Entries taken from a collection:
------------------------------
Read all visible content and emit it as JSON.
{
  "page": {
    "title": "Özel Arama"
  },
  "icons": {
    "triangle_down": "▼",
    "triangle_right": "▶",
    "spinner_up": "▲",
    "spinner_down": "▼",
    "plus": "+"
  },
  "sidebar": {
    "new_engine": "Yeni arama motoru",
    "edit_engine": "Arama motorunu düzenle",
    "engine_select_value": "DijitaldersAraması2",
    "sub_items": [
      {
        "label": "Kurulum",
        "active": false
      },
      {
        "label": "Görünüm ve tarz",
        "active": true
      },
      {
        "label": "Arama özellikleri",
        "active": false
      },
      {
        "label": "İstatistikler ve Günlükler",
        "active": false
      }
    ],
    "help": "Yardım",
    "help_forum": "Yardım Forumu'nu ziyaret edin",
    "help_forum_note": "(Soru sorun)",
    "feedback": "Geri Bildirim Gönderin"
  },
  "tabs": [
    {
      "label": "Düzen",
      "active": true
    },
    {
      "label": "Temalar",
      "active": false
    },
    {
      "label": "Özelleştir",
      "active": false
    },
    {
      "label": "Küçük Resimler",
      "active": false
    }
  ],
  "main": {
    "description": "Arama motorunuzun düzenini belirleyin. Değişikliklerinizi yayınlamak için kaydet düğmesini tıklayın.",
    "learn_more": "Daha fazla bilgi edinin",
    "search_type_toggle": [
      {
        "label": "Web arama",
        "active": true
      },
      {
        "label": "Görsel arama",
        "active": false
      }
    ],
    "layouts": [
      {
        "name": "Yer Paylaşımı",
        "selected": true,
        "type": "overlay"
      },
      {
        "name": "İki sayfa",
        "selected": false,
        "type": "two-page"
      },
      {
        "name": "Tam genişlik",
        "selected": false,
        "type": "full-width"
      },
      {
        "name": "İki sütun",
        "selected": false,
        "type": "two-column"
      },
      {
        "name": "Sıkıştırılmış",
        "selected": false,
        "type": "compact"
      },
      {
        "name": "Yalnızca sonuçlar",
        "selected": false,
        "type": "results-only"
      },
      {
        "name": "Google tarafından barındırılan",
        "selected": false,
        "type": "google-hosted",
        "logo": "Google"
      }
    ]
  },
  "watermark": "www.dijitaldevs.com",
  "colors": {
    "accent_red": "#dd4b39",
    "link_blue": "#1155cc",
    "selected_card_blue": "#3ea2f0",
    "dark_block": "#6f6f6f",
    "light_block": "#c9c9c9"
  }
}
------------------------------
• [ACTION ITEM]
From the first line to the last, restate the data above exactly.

• [SOLVED PROBLEM]
Read all visible content and emit it as JSON.
{
  "page": {
    "title": "Özel Arama"
  },
  "icons": {
    "triangle_down": "▼",
    "triangle_right": "▶",
    "spinner_up": "▲",
    "spinner_down": "▼",
    "plus": "+"
  },
  "sidebar": {
    "new_engine": "Yeni arama motoru",
    "edit_engine": "Arama motorunu düzenle",
    "engine_select_value": "DijitaldersAraması2",
    "sub_items": [
      {
        "label": "Kurulum",
        "active": false
      },
      {
        "label": "Görünüm ve tarz",
        "active": true
      },
      {
        "label": "Arama özellikleri",
        "active": false
      },
      {
        "label": "İstatistikler ve Günlükler",
        "active": false
      }
    ],
    "help": "Yardım",
    "help_forum": "Yardım Forumu'nu ziyaret edin",
    "help_forum_note": "(Soru sorun)",
    "feedback": "Geri Bildirim Gönderin"
  },
  "tabs": [
    {
      "label": "Düzen",
      "active": true
    },
    {
      "label": "Temalar",
      "active": false
    },
    {
      "label": "Özelleştir",
      "active": false
    },
    {
      "label": "Küçük Resimler",
      "active": false
    }
  ],
  "main": {
    "description": "Arama motorunuzun düzenini belirleyin. Değişikliklerinizi yayınlamak için kaydet düğmesini tıklayın.",
    "learn_more": "Daha fazla bilgi edinin",
    "search_type_toggle": [
      {
        "label": "Web arama",
        "active": true
      },
      {
        "label": "Görsel arama",
        "active": false
      }
    ],
    "layouts": [
      {
        "name": "Yer Paylaşımı",
        "selected": true,
        "type": "overlay"
      },
      {
        "name": "İki sayfa",
        "selected": false,
        "type": "two-page"
      },
      {
        "name": "Tam genişlik",
        "selected": false,
        "type": "full-width"
      },
      {
        "name": "İki sütun",
        "selected": false,
        "type": "two-column"
      },
      {
        "name": "Sıkıştırılmış",
        "selected": false,
        "type": "compact"
      },
      {
        "name": "Yalnızca sonuçlar",
        "selected": false,
        "type": "results-only"
      },
      {
        "name": "Google tarafından barındırılan",
        "selected": false,
        "type": "google-hosted",
        "logo": "Google"
      }
    ]
  },
  "watermark": "www.dijitaldevs.com",
  "colors": {
    "accent_red": "#dd4b39",
    "link_blue": "#1155cc",
    "selected_card_blue": "#3ea2f0",
    "dark_block": "#6f6f6f",
    "light_block": "#c9c9c9"
  }
}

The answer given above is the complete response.